Graffiti artists are the main attraction and Albelo, a seasoned event producer, set out to give them and about 100 other emerging, unrepresented, and crafts artists a platform to showcase their work.
“We wanted to make sure the up-and-comers could be a part of this because spaces inside the art fairs are not affordable for street artists,” said Albelo. “Although this year this festival will not be juried.”
Albelo’s art curator Robert William de los Rios, co-founder of Wynwoodmap.com, enlisted Miami-based Puerto Rican artist Trek Six to paint the scene for the festival’s official poster. The first 300 people to purchase a poster ($25) — also titled “Wynwood Life” — will receive a brick from the freestanding wall he used as a canvas in his studio.
The city swoons over Trek Six’s work, specifically the larger-than-life “Boombox” he painted by hand with Chor Boogie of San Francisco in 2012 as an homage to the legacy of Miami bass.
The landmark building, facing I-95 from NW 6th Avenue and 23rd Street, is the heart of the Wynwood Life Street Festival, which will close the surrounding streets for three days.

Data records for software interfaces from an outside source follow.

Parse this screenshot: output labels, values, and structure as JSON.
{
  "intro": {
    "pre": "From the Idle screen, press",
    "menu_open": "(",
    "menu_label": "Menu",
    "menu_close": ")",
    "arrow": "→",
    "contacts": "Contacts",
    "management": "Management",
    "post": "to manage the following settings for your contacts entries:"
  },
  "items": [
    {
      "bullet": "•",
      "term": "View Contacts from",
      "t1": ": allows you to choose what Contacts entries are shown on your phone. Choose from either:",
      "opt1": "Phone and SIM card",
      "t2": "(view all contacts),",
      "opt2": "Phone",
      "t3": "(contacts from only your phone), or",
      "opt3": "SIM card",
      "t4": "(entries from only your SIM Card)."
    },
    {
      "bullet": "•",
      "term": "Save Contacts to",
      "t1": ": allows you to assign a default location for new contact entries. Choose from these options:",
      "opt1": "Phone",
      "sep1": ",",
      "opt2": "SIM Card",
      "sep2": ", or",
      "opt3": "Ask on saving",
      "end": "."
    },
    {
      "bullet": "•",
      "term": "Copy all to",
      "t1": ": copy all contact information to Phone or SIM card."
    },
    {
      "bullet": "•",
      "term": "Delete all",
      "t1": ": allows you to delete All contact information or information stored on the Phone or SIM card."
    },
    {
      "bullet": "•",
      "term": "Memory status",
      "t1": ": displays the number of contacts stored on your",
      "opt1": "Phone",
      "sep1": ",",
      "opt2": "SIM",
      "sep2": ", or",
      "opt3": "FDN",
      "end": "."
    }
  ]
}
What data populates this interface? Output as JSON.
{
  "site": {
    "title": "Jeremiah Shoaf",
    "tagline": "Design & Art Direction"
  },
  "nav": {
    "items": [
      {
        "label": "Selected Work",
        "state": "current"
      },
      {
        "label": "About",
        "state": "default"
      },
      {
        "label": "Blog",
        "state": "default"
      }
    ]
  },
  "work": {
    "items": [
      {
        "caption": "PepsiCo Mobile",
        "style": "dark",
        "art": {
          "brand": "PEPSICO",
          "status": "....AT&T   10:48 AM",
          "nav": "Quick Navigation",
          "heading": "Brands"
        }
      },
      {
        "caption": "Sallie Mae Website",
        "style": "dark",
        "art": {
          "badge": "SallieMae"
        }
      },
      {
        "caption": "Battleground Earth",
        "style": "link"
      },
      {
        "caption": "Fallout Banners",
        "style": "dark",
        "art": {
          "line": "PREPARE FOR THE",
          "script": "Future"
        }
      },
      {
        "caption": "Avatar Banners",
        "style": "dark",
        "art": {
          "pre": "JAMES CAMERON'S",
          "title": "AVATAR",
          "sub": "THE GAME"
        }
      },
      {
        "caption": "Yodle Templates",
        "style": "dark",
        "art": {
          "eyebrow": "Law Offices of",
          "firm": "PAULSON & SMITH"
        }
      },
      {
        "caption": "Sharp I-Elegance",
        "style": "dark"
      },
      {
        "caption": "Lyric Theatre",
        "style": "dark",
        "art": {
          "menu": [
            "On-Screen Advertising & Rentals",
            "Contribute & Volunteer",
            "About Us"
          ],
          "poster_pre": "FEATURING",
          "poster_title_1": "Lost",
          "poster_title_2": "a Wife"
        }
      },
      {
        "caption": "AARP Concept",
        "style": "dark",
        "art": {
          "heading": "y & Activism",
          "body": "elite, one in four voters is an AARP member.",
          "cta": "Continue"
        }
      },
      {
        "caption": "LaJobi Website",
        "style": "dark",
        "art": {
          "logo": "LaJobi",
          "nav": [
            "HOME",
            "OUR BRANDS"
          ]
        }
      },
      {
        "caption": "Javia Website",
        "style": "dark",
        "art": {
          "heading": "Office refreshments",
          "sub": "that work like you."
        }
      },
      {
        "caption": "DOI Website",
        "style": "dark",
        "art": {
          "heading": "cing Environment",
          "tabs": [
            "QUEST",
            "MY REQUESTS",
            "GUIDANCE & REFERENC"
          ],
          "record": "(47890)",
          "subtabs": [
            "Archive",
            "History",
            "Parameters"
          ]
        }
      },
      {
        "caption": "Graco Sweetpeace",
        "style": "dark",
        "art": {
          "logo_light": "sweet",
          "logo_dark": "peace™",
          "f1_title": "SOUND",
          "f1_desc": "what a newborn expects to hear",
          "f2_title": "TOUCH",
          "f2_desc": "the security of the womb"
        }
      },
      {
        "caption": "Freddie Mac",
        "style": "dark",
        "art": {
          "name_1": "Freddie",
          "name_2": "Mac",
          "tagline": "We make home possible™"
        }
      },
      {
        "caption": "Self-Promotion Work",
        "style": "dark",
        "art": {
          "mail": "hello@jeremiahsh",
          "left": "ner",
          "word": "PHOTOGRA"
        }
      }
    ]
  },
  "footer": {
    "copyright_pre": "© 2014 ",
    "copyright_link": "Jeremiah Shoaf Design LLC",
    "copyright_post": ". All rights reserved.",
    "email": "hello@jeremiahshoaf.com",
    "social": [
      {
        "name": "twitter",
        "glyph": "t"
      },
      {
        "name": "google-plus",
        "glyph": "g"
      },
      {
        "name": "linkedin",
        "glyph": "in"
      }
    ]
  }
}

The festival sits outside of the Wynwood Arts District’s Business Improvement District (BID), a collective in which commercial property owners tax themselves annually to provide enhanced services to the neighborhood, including security, sanitation, beautification and planning initiatives.
Joe Furst of Goldman Properties spearheads the BID. He and fellow board member, David Lombardi of Lombardi Properties, have been in the trenches elevating Wynwood’s status since the beginning.
“We chose not to take a position of support or opposition because the festival is outside of our boundaries,” Furst said.
They say they’re excited to do events in the neighborhood, but there’s some concern that this one may not accurately represent the soul of Wynwood, primarily because it’s not using the businesses that truly define the area.
“The jury is out. We have to see it,” Lombardi said. “We’re hoping for the best, but we don’t know.”
Albelo points to his success in Coconut Grove, where he produces craft beer festivals Grovetoberfest and Sprung!. He says the businesses there see the value in his efforts to “reacquaint people with the Grove,” despite the initial cynicism they expressed prior to the inaugural Grovetoberfest in 2011.
“Next year, we’ll want to recreate the ‘Kitchen Showcase’ we do in the Grove for the chefs from the Wynwood area to come in to do demos,” Albelo said. “Unfortunately, none of the restaurants in Wynwood do catering or have the staff to participate at this point.”
For music lovers, the festival boasts a big line-up of 20 musicians including the Belgian-Congolese hip-hop superstar Baloji, who was joined by Bono for an impromptu performance at a private event during Coachella last year. Local favorites like Suenalo, Jahfe, Pirate Stereo and Otto Von Schirach will also take the stage to perform or DJ throughout the weekend.
To satisfy Miami’s obsession with style, Peroni will feature several local stylists and bloggers donning looks of “Perpetual Summer” on The Peroni Fashion Runway. As an interactive perk on Saturday, the Peroni Style Lounge will offer one-on-one advice from fashion and beauty experts recommended by Miami fashion blogger Annie Vazquez, the stylish mind behind TheFashionPoet.com.
Wynwood Life’s poster is filled with symbolism that illustrates Trek Six’s vision for the future of the neighborhood with a tribute to his past. This subtle salute comes in the form of Taino petroglyphs (rock carvings) by Indians in Puerto Rico that date back to the 15th century. After all, the residential sections of Wynwood are still home to a predominantly Puerto Rican population today.